Creating a digital library in 759 was challenging enough, but using the Open source software, Greenstone was especially difficult for various reasons. It is a great alternative to proprietary software, free to download, view, and implement, and like wiki, users can modify its source code. Students encountered many problems with the installation and interface design. In order to make it easier for the next group of digital library students, a wiki was created to document problems, solutions and experiences.

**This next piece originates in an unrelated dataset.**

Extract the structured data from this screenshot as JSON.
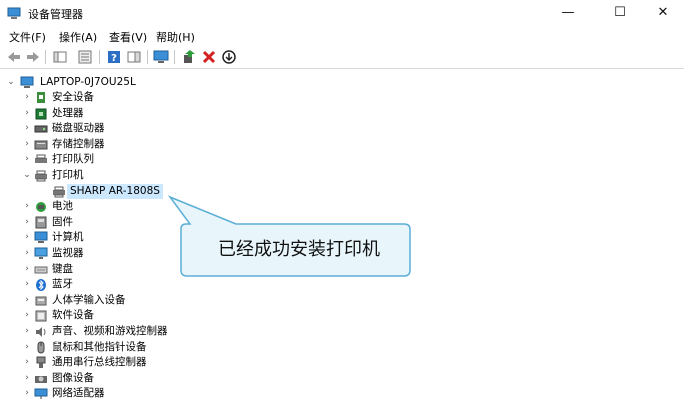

Wiki has become a powerful social networking tool for public, academic, school and business libraries. Participants value wiki as a place to share content, notes, communicate problems, eliminate, and add information. Wikis are described as a sketch pad, and a place to brainstorm.
How do librarians use wikis?
Librarians can visit Library Success: A Best Practices Wiki, a site that allows librarians from all over the world to contribute suggestions, innovations of programs, and provide a link to other information that is useful to librarians. As it goes with wikis, librarians may also edit the information on the site as well as create it. For example, the wiki WebJunction just recently featured the topic, Online Communities, where librarians contribute on the success of programs in their libraries.
LISWiki a Library Information Science Wiki links to articles on the definition and use of Digitization and Vanity publisher. From this wiki, I discovered that Buffy the Vampire Slayer has a Book cage at her Sunnydale High School library. This is vital information. Where else could a librarian find this, but a wiki. How do you deal with cell phones in a library? Just look at the wiki and see what other librarians are doing.
Open editing allows any user to create and edit content.
Brian Lamb in his article Wide Open Space: Wikis, Ready or Not , compares the openness of wiki to a person leaving the front door of their home open with friendly neighbors outside gossiping and keeping an eye on things. The term “SoftSecurity” is used to describe the ethics of the Wiki, meaning the community enforces a code of ethics.
MeatballWiki compares“SoftSecurity” to water. It bends under attack, only to rush in from all directions to fill the gaps. It's strong over time yet adaptable to any shape. It seeks to influence and encourage, not control and enforce. Whereas "hard security" functions by restricting access or hiding pages.” Another term used by Meatball Wiki, BarnRaising instills a picture of an Amish community literally raising a barn together, and living life as one family.
The blog Library Voice , by Chad, seems to be an expert on wikis and many other library 2.0 subjects. He posted slides from a colleague on how libraries use wikis. Have a look at the site, Wikis: A Beginner's Look.
The following wikis are free for open source projects.
My favorite, the peanut butter wiki, as easy as a peanut butter sandwich.
Of course I have to end with a quote. Charles Mingus may not be a role model for temperament or wikis, but he was an advocate for change and creativity. This describes the concept behind a wiki perfectly.
“ Making the simple complicated is commonplace; making the complicated simple, awesomely simple, that’s creativity.”
Posted by Allison Harrell at 10:01 AM